§ WHAT YOU HAVE TO DO: The records below hold pictures; please leave those out and retype the rest exactly.

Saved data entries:

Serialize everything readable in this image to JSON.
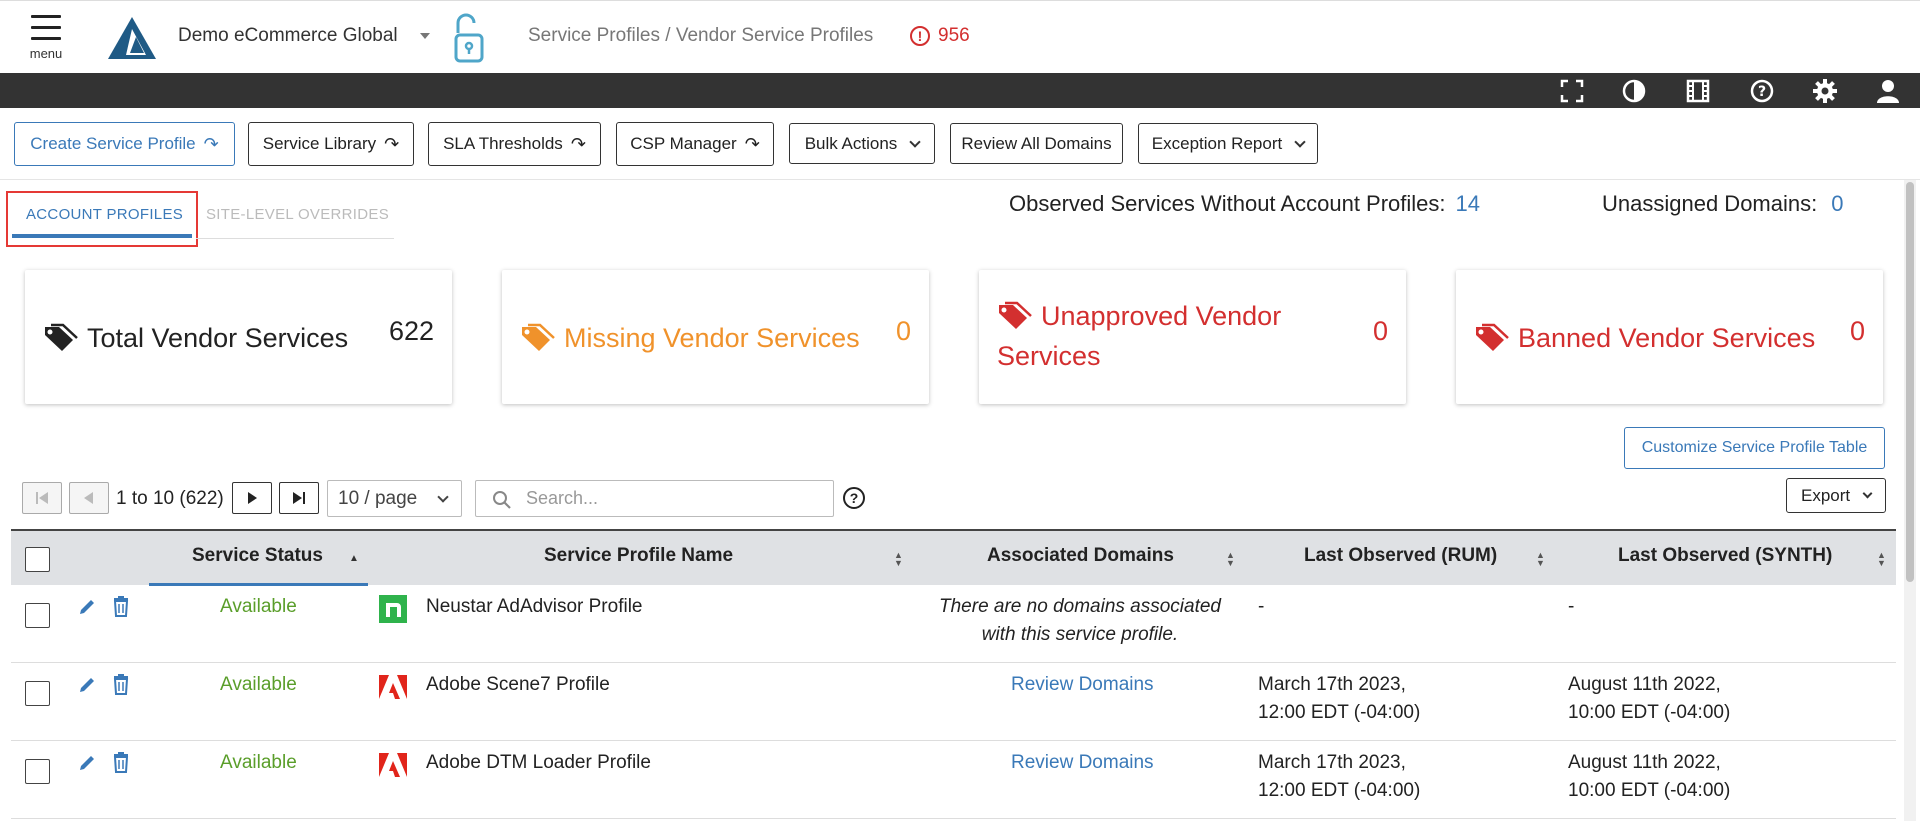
{
  "header": {
    "menu_label": "menu",
    "org_name": "Demo eCommerce Global",
    "breadcrumb": "Service Profiles / Vendor Service Profiles",
    "alert_count": "956"
  },
  "toolbar": {
    "create_service_profile": "Create Service Profile",
    "service_library": "Service Library",
    "sla_thresholds": "SLA Thresholds",
    "csp_manager": "CSP Manager",
    "bulk_actions": "Bulk Actions",
    "review_all_domains": "Review All Domains",
    "exception_report": "Exception Report"
  },
  "tabs": {
    "account_profiles": "ACCOUNT PROFILES",
    "site_level_overrides": "SITE-LEVEL OVERRIDES"
  },
  "summary": {
    "observed_label": "Observed Services Without Account Profiles:",
    "observed_value": "14",
    "unassigned_label": "Unassigned Domains:",
    "unassigned_value": "0"
  },
  "cards": {
    "total": {
      "label": "Total Vendor Services",
      "value": "622",
      "color": "#222222"
    },
    "missing": {
      "label": "Missing Vendor Services",
      "value": "0",
      "color": "#f0922b"
    },
    "unapproved_line1": "Unapproved Vendor",
    "unapproved_line2": "Services",
    "unapproved_value": "0",
    "unapproved_color": "#d32f2f",
    "banned": {
      "label": "Banned Vendor Services",
      "value": "0",
      "color": "#d32f2f"
    }
  },
  "customize_button": "Customize Service Profile Table",
  "pager": {
    "range_text": "1 to 10 (622)",
    "per_page": "10 / page",
    "search_placeholder": "Search...",
    "export_label": "Export"
  },
  "table": {
    "columns": {
      "status": "Service Status",
      "name": "Service Profile Name",
      "domains": "Associated Domains",
      "rum": "Last Observed (RUM)",
      "synth": "Last Observed (SYNTH)"
    },
    "rows": [
      {
        "status": "Available",
        "name": "Neustar AdAdvisor Profile",
        "logo": "neustar-logo",
        "domains_line1": "There are no domains associated",
        "domains_line2": "with this service profile.",
        "rum_line1": "-",
        "rum_line2": "",
        "synth_line1": "-",
        "synth_line2": ""
      },
      {
        "status": "Available",
        "name": "Adobe Scene7 Profile",
        "logo": "adobe-logo",
        "domains_link": "Review Domains",
        "rum_line1": "March 17th 2023,",
        "rum_line2": "12:00 EDT (-04:00)",
        "synth_line1": "August 11th 2022,",
        "synth_line2": "10:00 EDT (-04:00)"
      },
      {
        "status": "Available",
        "name": "Adobe DTM Loader Profile",
        "logo": "adobe-logo",
        "domains_link": "Review Domains",
        "rum_line1": "March 17th 2023,",
        "rum_line2": "12:00 EDT (-04:00)",
        "synth_line1": "August 11th 2022,",
        "synth_line2": "10:00 EDT (-04:00)"
      }
    ]
  },
  "colors": {
    "accent": "#3a79b8",
    "dark_bar": "#333333",
    "danger": "#d32f2f",
    "warning": "#f0922b",
    "success": "#5a9e2a"
  }
}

§ WRITTEN REPLY:
Serialize everything readable in this image to JSON.
{
  "header": {
    "menu_label": "menu",
    "org_name": "Demo eCommerce Global",
    "breadcrumb": "Service Profiles / Vendor Service Profiles",
    "alert_count": "956"
  },
  "toolbar": {
    "create_service_profile": "Create Service Profile",
    "service_library": "Service Library",
    "sla_thresholds": "SLA Thresholds",
    "csp_manager": "CSP Manager",
    "bulk_actions": "Bulk Actions",
    "review_all_domains": "Review All Domains",
    "exception_report": "Exception Report"
  },
  "tabs": {
    "account_profiles": "ACCOUNT PROFILES",
    "site_level_overrides": "SITE-LEVEL OVERRIDES"
  },
  "summary": {
    "observed_label": "Observed Services Without Account Profiles:",
    "observed_value": "14",
    "unassigned_label": "Unassigned Domains:",
    "unassigned_value": "0"
  },
  "cards": {
    "total": {
      "label": "Total Vendor Services",
      "value": "622",
      "color": "#222222"
    },
    "missing": {
      "label": "Missing Vendor Services",
      "value": "0",
      "color": "#f0922b"
    },
    "unapproved_line1": "Unapproved Vendor",
    "unapproved_line2": "Services",
    "unapproved_value": "0",
    "unapproved_color": "#d32f2f",
    "banned": {
      "label": "Banned Vendor Services",
      "value": "0",
      "color": "#d32f2f"
    }
  },
  "customize_button": "Customize Service Profile Table",
  "pager": {
    "range_text": "1 to 10 (622)",
    "per_page": "10 / page",
    "search_placeholder": "Search...",
    "export_label": "Export"
  },
  "table": {
    "columns": {
      "status": "Service Status",
      "name": "Service Profile Name",
      "domains": "Associated Domains",
      "rum": "Last Observed (RUM)",
      "synth": "Last Observed (SYNTH)"
    },
    "rows": [
      {
        "status": "Available",
        "name": "Neustar AdAdvisor Profile",
        "logo": "neustar-logo",
        "domains_line1": "There are no domains associated",
        "domains_line2": "with this service profile.",
        "rum_line1": "-",
        "rum_line2": "",
        "synth_line1": "-",
        "synth_line2": ""
      },
      {
        "status": "Available",
        "name": "Adobe Scene7 Profile",
        "logo": "adobe-logo",
        "domains_link": "Review Domains",
        "rum_line1": "March 17th 2023,",
        "rum_line2": "12:00 EDT (-04:00)",
        "synth_line1": "August 11th 2022,",
        "synth_line2": "10:00 EDT (-04:00)"
      },
      {
        "status": "Available",
        "name": "Adobe DTM Loader Profile",
        "logo": "adobe-logo",
        "domains_link": "Review Domains",
        "rum_line1": "March 17th 2023,",
        "rum_line2": "12:00 EDT (-04:00)",
        "synth_line1": "August 11th 2022,",
        "synth_line2": "10:00 EDT (-04:00)"
      }
    ]
  },
  "colors": {
    "accent": "#3a79b8",
    "dark_bar": "#333333",
    "danger": "#d32f2f",
    "warning": "#f0922b",
    "success": "#5a9e2a"
  }
}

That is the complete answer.